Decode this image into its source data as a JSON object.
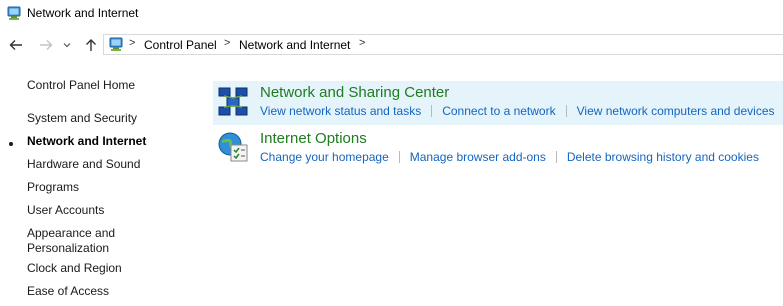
{
  "window": {
    "title": "Network and Internet",
    "icon": "control-panel-icon"
  },
  "nav": {
    "back_icon": "back-arrow-icon",
    "forward_icon": "forward-arrow-icon",
    "recent_icon": "chevron-down-icon",
    "up_icon": "up-arrow-icon",
    "address": {
      "icon": "control-panel-icon",
      "breadcrumbs": [
        "Control Panel",
        "Network and Internet"
      ],
      "separator": ">"
    }
  },
  "sidebar": {
    "home": "Control Panel Home",
    "items": [
      {
        "label": "System and Security"
      },
      {
        "label": "Network and Internet",
        "active": true
      },
      {
        "label": "Hardware and Sound"
      },
      {
        "label": "Programs"
      },
      {
        "label": "User Accounts"
      },
      {
        "label": "Appearance and\nPersonalization"
      },
      {
        "label": "Clock and Region"
      },
      {
        "label": "Ease of Access"
      }
    ]
  },
  "categories": [
    {
      "title": "Network and Sharing Center",
      "icon": "network-sharing-icon",
      "links": [
        "View network status and tasks",
        "Connect to a network",
        "View network computers and devices"
      ]
    },
    {
      "title": "Internet Options",
      "icon": "internet-options-icon",
      "links": [
        "Change your homepage",
        "Manage browser add-ons",
        "Delete browsing history and cookies"
      ]
    }
  ],
  "colors": {
    "category_title": "#1e7d1e",
    "link": "#1565c0",
    "highlight": "#e5f3fb"
  }
}
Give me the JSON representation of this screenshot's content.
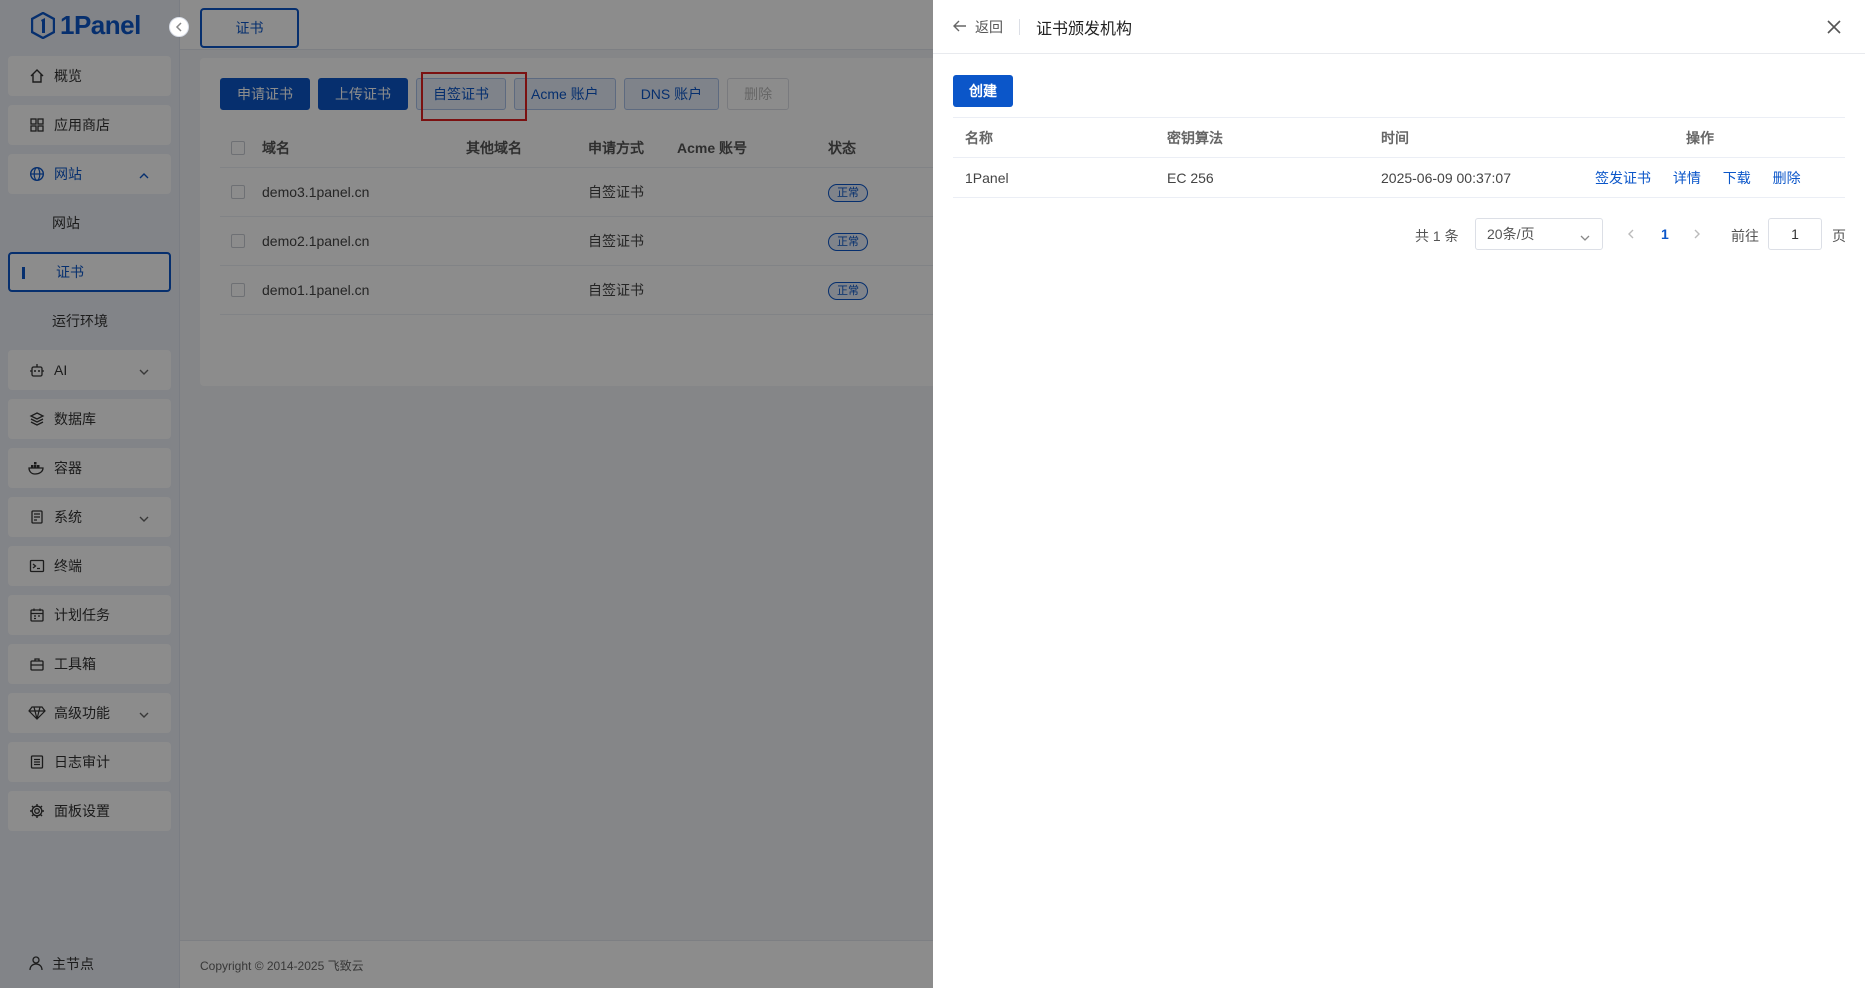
{
  "app": {
    "logo_text": "1Panel"
  },
  "sidebar": {
    "items": [
      {
        "label": "概览",
        "icon": "home-icon"
      },
      {
        "label": "应用商店",
        "icon": "grid-icon"
      },
      {
        "label": "网站",
        "icon": "globe-icon",
        "expanded": true,
        "children": [
          {
            "label": "网站"
          },
          {
            "label": "证书",
            "active": true
          },
          {
            "label": "运行环境"
          }
        ]
      },
      {
        "label": "AI",
        "icon": "robot-icon"
      },
      {
        "label": "数据库",
        "icon": "layers-icon"
      },
      {
        "label": "容器",
        "icon": "docker-icon"
      },
      {
        "label": "系统",
        "icon": "server-icon"
      },
      {
        "label": "终端",
        "icon": "terminal-icon"
      },
      {
        "label": "计划任务",
        "icon": "calendar-icon"
      },
      {
        "label": "工具箱",
        "icon": "toolbox-icon"
      },
      {
        "label": "高级功能",
        "icon": "diamond-icon"
      },
      {
        "label": "日志审计",
        "icon": "log-icon"
      },
      {
        "label": "面板设置",
        "icon": "gear-icon"
      }
    ],
    "footer": {
      "label": "主节点",
      "icon": "user-icon"
    }
  },
  "main": {
    "tab": "证书",
    "toolbar": {
      "apply": "申请证书",
      "upload": "上传证书",
      "self_signed": "自签证书",
      "acme": "Acme 账户",
      "dns": "DNS 账户",
      "delete": "删除"
    },
    "table": {
      "headers": {
        "domain": "域名",
        "other": "其他域名",
        "method": "申请方式",
        "acme": "Acme 账号",
        "status": "状态"
      },
      "rows": [
        {
          "domain": "demo3.1panel.cn",
          "method": "自签证书",
          "status": "正常"
        },
        {
          "domain": "demo2.1panel.cn",
          "method": "自签证书",
          "status": "正常"
        },
        {
          "domain": "demo1.1panel.cn",
          "method": "自签证书",
          "status": "正常"
        }
      ]
    },
    "footer": "Copyright © 2014-2025 飞致云"
  },
  "drawer": {
    "back": "返回",
    "title": "证书颁发机构",
    "create": "创建",
    "headers": {
      "name": "名称",
      "algo": "密钥算法",
      "time": "时间",
      "ops": "操作"
    },
    "rows": [
      {
        "name": "1Panel",
        "algo": "EC 256",
        "time": "2025-06-09 00:37:07",
        "ops": {
          "issue": "签发证书",
          "detail": "详情",
          "download": "下载",
          "delete": "删除"
        }
      }
    ],
    "pager": {
      "total": "共 1 条",
      "size": "20条/页",
      "page": "1",
      "goto": "前往",
      "goto_value": "1",
      "suffix": "页"
    }
  },
  "colors": {
    "accent": "#0b56c9",
    "highlight": "#e02020"
  }
}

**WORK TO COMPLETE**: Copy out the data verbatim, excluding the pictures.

**TASK SOLUTION**:
Decode this image into its source data as a JSON object.
{
  "window": {
    "title": "Network and Internet",
    "icon": "control-panel-icon"
  },
  "nav": {
    "back_icon": "back-arrow-icon",
    "forward_icon": "forward-arrow-icon",
    "recent_icon": "chevron-down-icon",
    "up_icon": "up-arrow-icon",
    "address": {
      "icon": "control-panel-icon",
      "breadcrumbs": [
        "Control Panel",
        "Network and Internet"
      ],
      "separator": ">"
    }
  },
  "sidebar": {
    "home": "Control Panel Home",
    "items": [
      {
        "label": "System and Security"
      },
      {
        "label": "Network and Internet",
        "active": true
      },
      {
        "label": "Hardware and Sound"
      },
      {
        "label": "Programs"
      },
      {
        "label": "User Accounts"
      },
      {
        "label": "Appearance and\nPersonalization"
      },
      {
        "label": "Clock and Region"
      },
      {
        "label": "Ease of Access"
      }
    ]
  },
  "categories": [
    {
      "title": "Network and Sharing Center",
      "icon": "network-sharing-icon",
      "links": [
        "View network status and tasks",
        "Connect to a network",
        "View network computers and devices"
      ]
    },
    {
      "title": "Internet Options",
      "icon": "internet-options-icon",
      "links": [
        "Change your homepage",
        "Manage browser add-ons",
        "Delete browsing history and cookies"
      ]
    }
  ],
  "colors": {
    "category_title": "#1e7d1e",
    "link": "#1565c0",
    "highlight": "#e5f3fb"
  }
}
Give me the JSON representation of this screenshot's content.
{
  "app": {
    "logo_text": "1Panel"
  },
  "sidebar": {
    "items": [
      {
        "label": "概览",
        "icon": "home-icon"
      },
      {
        "label": "应用商店",
        "icon": "grid-icon"
      },
      {
        "label": "网站",
        "icon": "globe-icon",
        "expanded": true,
        "children": [
          {
            "label": "网站"
          },
          {
            "label": "证书",
            "active": true
          },
          {
            "label": "运行环境"
          }
        ]
      },
      {
        "label": "AI",
        "icon": "robot-icon"
      },
      {
        "label": "数据库",
        "icon": "layers-icon"
      },
      {
        "label": "容器",
        "icon": "docker-icon"
      },
      {
        "label": "系统",
        "icon": "server-icon"
      },
      {
        "label": "终端",
        "icon": "terminal-icon"
      },
      {
        "label": "计划任务",
        "icon": "calendar-icon"
      },
      {
        "label": "工具箱",
        "icon": "toolbox-icon"
      },
      {
        "label": "高级功能",
        "icon": "diamond-icon"
      },
      {
        "label": "日志审计",
        "icon": "log-icon"
      },
      {
        "label": "面板设置",
        "icon": "gear-icon"
      }
    ],
    "footer": {
      "label": "主节点",
      "icon": "user-icon"
    }
  },
  "main": {
    "tab": "证书",
    "toolbar": {
      "apply": "申请证书",
      "upload": "上传证书",
      "self_signed": "自签证书",
      "acme": "Acme 账户",
      "dns": "DNS 账户",
      "delete": "删除"
    },
    "table": {
      "headers": {
        "domain": "域名",
        "other": "其他域名",
        "method": "申请方式",
        "acme": "Acme 账号",
        "status": "状态"
      },
      "rows": [
        {
          "domain": "demo3.1panel.cn",
          "method": "自签证书",
          "status": "正常"
        },
        {
          "domain": "demo2.1panel.cn",
          "method": "自签证书",
          "status": "正常"
        },
        {
          "domain": "demo1.1panel.cn",
          "method": "自签证书",
          "status": "正常"
        }
      ]
    },
    "footer": "Copyright © 2014-2025 飞致云"
  },
  "drawer": {
    "back": "返回",
    "title": "证书颁发机构",
    "create": "创建",
    "headers": {
      "name": "名称",
      "algo": "密钥算法",
      "time": "时间",
      "ops": "操作"
    },
    "rows": [
      {
        "name": "1Panel",
        "algo": "EC 256",
        "time": "2025-06-09 00:37:07",
        "ops": {
          "issue": "签发证书",
          "detail": "详情",
          "download": "下载",
          "delete": "删除"
        }
      }
    ],
    "pager": {
      "total": "共 1 条",
      "size": "20条/页",
      "page": "1",
      "goto": "前往",
      "goto_value": "1",
      "suffix": "页"
    }
  },
  "colors": {
    "accent": "#0b56c9",
    "highlight": "#e02020"
  }
}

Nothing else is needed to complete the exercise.